I believe that everyone you meet, you meet for a reason, and every experience presented to you is a challenge to be learned from. This is not a religious belief but a personal, albeit somewhat spiritual opinion I hold.

I also believe that a parent is not one who carries a child for nine months, but someone who carries a child in their heart for a lifetime. Someone who is there for the smiles and the tears, the temper tantrums, the loss of baby teeth, the first day of school.

Adoptive children and their parents are brought together because they were meant to be together. Because they are on a spiritual level, if not genetically, parent and child. They are connected, not through blood, but through love.

Lately I’ve received some venomous mail from birth mothers who were using the same boring rhetoric about how adoptive parents  are acting “entitled” and “arrogant” about taking “other people’s children” and separating them from their birth families. (Basically suggesting that adoptive parents are legally kidnapping babies from their mothers via a subterranean, demonic ring of evil adoption lawyers).

I was astonished at their accusations. I wanted to say back to them: “Nobody held a gun to your head. You signed the papers. You may have been a teenager, felt pressured, etc, but YOU GAVE UP this child. (Maybe due to social stigma, poverty, depression, or simply not being ready to have a kid). BUT when you did that, the child became SOMEONE ELSE’S CHILD.”

I don’t understand how anybody can deny being responsible for giving a child away.  So you didn’t feel that you could be a parent to the baby. Fine. So you went and gave up all rights to him/her. I understand that there were tremenduous emotions involved in that decision, but WHERE ON EARTH do these people come from, to act as if these kids were kidnapped from them at gunpoint???
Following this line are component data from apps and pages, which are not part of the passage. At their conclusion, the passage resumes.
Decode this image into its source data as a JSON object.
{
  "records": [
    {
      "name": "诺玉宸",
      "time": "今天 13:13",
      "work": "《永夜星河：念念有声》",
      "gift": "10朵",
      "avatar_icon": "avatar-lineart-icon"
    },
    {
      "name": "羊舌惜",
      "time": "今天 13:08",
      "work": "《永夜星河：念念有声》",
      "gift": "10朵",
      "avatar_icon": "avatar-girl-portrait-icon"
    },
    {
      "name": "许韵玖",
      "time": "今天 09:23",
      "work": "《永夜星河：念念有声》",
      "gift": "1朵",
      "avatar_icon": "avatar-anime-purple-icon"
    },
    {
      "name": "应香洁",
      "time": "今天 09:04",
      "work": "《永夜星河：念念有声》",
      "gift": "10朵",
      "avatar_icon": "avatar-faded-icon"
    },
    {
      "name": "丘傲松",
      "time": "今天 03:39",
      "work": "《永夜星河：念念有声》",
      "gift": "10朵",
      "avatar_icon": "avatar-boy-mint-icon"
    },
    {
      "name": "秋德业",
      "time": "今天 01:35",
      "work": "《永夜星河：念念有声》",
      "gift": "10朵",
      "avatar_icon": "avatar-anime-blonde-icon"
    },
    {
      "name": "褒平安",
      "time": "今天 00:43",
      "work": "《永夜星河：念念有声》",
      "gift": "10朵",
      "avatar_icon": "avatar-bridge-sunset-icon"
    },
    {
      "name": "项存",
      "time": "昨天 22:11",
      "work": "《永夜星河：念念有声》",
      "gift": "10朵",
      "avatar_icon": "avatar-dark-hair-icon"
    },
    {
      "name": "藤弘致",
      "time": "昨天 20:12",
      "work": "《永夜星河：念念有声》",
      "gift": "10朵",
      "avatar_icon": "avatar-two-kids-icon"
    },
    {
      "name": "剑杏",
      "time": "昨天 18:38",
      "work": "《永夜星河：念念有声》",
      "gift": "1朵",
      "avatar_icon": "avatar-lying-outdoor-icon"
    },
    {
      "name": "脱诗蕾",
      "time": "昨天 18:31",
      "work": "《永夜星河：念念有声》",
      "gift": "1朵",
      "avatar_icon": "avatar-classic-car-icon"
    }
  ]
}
I wish there was some degree of respect for the people who actually TOOK that parentless child and raised him/her. They didn’t rob a mother of her child. That child didn’t HAVE a mother! Birth parenthood ended when the papers were signed. 

Dismissing a child’s adoptive mother and father (their REAL parents legally, and the only family they have known) as nothing more than arrogant, “entitled” jerks who want nothing better to do than satisfy their sadistic urges to kidnap and mentally torture a child by forcing them to “conform”, is insulting not only to them, but to that child.

Do these birth mothers REALLY think that they are helping their relationships with those adopted children (if and when they’d happen to meet again) or their psychological well-being by expressing such open-faced hostility toward their mom and dad?

Regret, jealousy and rage for having missed the most important milestones in the life of the person you gave birth to ought not to negate or deny the love that this child received from someone else: his or her parents. I would be thankful that someone loved them.

I’m certain that not all birth mothers feel like this – in fact, perhaps only a small fraction have such strong feelings. So before everyone in the adoptee camp freaks out, please remember that this post is about that small margin.

The relationship of parent and child goes so far beyond the nine gestational months spent in a womb. It’s about love, magic, and a connection that is much more than blood type. A red string ties each mother with her baby, even if the child is born thousands of miles away.

Posted in adoption, children, china, commentary, culture, family, ignorance, infertility, korea, love, parents, pregnancy, red string, surrogate, thoughts | 19 Comments »